The filmmaker, who would go on to make a splash with his Sundance hit Hustle & Flow and who will debut his MTV series $5 Cover in May, was then a relative unknown just finishing his first homemade feature, The Poor and Hungry.
In "Home Movies," a feature on "the budding Memphis independent film scene" by staff writer Mark Jordan, the Flyer captured a 28-year-old Brewer setting up a Poor and Hungry shot at the P&H Café featuring bluegrass band the Riverbluff Clan and watched as Brewer created a makeshift peep-show booth in his Midtown living room while shooting the short film Clean Up in Booth B.
"In just the past few years, a bona fide independent filmmaking community seems to have sprouted up in Memphis, one that is apparently thriving far away from the lights of Hollywood and all the happier for it," Jordan wrote. He also reported on other then-new local features such as exploitation auteur J. Michael McCarthy's Superstarlet A.D. and the group project Strange Cargo, as well as two local film festivals: the Memphis International Film Festival and the Independent Memphis Film Festival.
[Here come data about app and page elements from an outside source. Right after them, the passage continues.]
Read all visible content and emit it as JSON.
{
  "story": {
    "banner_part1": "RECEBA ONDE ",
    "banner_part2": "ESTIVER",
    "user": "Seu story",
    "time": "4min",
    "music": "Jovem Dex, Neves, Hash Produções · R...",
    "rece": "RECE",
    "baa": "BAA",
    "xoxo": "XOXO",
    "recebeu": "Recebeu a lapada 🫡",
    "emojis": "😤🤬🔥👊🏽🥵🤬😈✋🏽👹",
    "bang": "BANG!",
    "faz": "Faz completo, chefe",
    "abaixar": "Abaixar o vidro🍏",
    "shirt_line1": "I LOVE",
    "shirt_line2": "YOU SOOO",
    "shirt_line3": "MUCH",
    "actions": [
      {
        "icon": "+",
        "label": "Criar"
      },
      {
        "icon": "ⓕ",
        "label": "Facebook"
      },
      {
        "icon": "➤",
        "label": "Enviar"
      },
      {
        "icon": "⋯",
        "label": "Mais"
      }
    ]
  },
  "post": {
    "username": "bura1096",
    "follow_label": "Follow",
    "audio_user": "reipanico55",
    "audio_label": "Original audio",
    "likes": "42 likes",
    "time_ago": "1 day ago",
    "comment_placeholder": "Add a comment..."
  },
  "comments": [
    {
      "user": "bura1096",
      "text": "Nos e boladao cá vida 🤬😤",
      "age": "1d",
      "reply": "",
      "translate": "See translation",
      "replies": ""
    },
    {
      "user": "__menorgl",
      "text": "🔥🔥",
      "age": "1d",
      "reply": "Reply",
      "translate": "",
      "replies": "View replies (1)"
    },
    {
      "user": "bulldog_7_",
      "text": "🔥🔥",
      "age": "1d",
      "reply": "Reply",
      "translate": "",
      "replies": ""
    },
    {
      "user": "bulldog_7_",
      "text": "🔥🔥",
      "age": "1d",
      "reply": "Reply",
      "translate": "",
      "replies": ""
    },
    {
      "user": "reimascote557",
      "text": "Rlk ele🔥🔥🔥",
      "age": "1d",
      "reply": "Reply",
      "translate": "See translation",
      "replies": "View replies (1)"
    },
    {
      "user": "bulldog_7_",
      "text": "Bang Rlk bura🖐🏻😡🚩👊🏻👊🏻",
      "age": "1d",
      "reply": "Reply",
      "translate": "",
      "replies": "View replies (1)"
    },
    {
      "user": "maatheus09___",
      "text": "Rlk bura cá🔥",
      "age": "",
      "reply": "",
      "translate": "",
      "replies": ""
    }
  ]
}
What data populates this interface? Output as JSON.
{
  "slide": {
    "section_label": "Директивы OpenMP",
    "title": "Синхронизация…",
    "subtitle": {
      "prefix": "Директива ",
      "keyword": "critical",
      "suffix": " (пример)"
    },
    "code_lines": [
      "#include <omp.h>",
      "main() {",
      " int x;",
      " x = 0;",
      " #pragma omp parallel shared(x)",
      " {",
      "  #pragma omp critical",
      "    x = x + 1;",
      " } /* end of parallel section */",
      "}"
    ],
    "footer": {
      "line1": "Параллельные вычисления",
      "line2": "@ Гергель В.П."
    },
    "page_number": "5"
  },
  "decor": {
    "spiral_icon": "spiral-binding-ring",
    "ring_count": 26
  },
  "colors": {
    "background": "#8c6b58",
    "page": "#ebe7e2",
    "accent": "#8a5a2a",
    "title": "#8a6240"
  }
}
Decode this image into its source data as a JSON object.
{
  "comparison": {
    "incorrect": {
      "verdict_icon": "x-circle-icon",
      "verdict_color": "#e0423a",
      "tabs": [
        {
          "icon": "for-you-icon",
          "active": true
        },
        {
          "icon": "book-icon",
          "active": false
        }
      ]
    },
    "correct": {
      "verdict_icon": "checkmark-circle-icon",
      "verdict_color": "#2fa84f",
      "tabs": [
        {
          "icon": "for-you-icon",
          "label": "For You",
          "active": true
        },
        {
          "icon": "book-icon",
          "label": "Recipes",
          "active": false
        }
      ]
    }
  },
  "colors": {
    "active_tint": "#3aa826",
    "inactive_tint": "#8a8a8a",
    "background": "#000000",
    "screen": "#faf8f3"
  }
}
Nearly a decade later, Brewer and McCarthy stand as the godfathers for a vast, vibrant local filmmaking scene, and those two festivals, since rechristened On Location: Memphis and Indie Memphis, have grown alongside the local film scenes they support. — Chris Herrington